BRIEF — Scan the listing below for the word "mendaki", then copy each line that has it.

EXERCISE DATA —

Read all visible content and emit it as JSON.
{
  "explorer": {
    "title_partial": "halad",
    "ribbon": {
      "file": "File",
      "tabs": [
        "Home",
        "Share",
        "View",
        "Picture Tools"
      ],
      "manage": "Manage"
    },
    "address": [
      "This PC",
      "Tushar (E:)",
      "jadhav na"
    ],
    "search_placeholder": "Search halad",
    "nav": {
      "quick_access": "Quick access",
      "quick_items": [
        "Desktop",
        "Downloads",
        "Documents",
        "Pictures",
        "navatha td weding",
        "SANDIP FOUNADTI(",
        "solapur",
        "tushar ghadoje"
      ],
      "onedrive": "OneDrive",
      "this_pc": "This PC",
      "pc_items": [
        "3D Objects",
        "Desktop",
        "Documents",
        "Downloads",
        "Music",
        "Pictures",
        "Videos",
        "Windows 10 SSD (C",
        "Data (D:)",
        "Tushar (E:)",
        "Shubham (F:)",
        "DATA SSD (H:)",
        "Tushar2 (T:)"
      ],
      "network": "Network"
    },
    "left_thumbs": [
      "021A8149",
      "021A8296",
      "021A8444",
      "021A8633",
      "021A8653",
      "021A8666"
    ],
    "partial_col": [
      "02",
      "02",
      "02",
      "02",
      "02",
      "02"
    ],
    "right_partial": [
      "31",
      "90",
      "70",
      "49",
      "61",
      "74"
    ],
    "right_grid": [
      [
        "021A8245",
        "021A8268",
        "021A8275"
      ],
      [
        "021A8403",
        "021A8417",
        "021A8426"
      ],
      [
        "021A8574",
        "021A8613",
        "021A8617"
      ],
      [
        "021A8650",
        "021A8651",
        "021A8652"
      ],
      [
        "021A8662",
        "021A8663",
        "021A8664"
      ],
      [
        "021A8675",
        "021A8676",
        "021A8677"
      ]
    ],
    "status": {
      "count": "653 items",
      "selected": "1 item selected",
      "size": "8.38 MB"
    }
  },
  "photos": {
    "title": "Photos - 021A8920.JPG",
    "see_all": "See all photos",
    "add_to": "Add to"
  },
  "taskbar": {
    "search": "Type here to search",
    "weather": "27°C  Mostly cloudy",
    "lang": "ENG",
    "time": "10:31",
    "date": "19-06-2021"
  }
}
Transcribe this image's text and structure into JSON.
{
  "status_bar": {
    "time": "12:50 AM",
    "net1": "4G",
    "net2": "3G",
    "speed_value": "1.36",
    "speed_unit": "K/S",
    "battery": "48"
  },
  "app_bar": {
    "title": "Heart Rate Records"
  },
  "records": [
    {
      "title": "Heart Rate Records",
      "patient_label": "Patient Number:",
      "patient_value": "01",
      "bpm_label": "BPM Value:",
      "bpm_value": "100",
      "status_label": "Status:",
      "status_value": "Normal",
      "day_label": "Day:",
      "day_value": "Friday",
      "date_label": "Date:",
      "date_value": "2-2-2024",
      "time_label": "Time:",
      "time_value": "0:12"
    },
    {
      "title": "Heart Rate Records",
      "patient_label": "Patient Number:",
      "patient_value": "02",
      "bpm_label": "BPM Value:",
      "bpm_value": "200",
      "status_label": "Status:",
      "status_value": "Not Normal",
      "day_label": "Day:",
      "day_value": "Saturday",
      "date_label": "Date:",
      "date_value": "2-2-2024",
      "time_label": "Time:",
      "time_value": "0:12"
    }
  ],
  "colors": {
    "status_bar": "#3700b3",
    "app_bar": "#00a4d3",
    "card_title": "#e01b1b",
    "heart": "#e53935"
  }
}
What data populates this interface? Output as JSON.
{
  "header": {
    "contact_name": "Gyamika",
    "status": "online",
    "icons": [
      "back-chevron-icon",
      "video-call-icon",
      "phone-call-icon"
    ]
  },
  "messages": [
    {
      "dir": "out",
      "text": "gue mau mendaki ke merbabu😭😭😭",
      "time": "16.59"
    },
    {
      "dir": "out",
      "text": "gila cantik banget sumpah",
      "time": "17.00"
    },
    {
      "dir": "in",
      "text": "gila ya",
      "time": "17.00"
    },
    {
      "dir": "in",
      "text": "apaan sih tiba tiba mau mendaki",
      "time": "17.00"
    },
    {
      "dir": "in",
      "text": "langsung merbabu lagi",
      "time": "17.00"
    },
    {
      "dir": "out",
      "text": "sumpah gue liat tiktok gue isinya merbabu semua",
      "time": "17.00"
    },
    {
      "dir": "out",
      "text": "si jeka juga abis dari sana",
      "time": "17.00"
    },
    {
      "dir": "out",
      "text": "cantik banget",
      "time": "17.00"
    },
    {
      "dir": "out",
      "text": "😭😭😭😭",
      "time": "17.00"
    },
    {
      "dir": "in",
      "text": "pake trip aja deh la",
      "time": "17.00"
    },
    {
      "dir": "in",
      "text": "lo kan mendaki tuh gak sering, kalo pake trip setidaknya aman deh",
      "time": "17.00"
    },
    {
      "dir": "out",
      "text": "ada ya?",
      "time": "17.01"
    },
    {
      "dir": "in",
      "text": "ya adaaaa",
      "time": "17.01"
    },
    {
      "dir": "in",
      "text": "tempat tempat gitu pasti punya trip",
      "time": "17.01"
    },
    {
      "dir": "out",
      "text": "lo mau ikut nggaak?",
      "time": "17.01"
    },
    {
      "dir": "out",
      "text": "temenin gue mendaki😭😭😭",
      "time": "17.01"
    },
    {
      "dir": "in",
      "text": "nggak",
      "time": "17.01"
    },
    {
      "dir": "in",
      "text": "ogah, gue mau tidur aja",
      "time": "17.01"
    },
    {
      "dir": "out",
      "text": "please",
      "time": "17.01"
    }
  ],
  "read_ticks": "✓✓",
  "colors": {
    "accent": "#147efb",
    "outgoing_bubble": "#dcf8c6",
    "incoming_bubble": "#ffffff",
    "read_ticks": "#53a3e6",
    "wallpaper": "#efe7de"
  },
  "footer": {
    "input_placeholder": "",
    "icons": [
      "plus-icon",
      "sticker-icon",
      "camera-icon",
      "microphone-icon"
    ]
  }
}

ANSWER BOX —
      "text": "gue mau mendaki ke merbabu😭😭😭",
      "text": "apaan sih tiba tiba mau mendaki",
      "text": "lo kan mendaki tuh gak sering, kalo pake trip setidaknya aman deh",
      "text": "temenin gue mendaki😭😭😭",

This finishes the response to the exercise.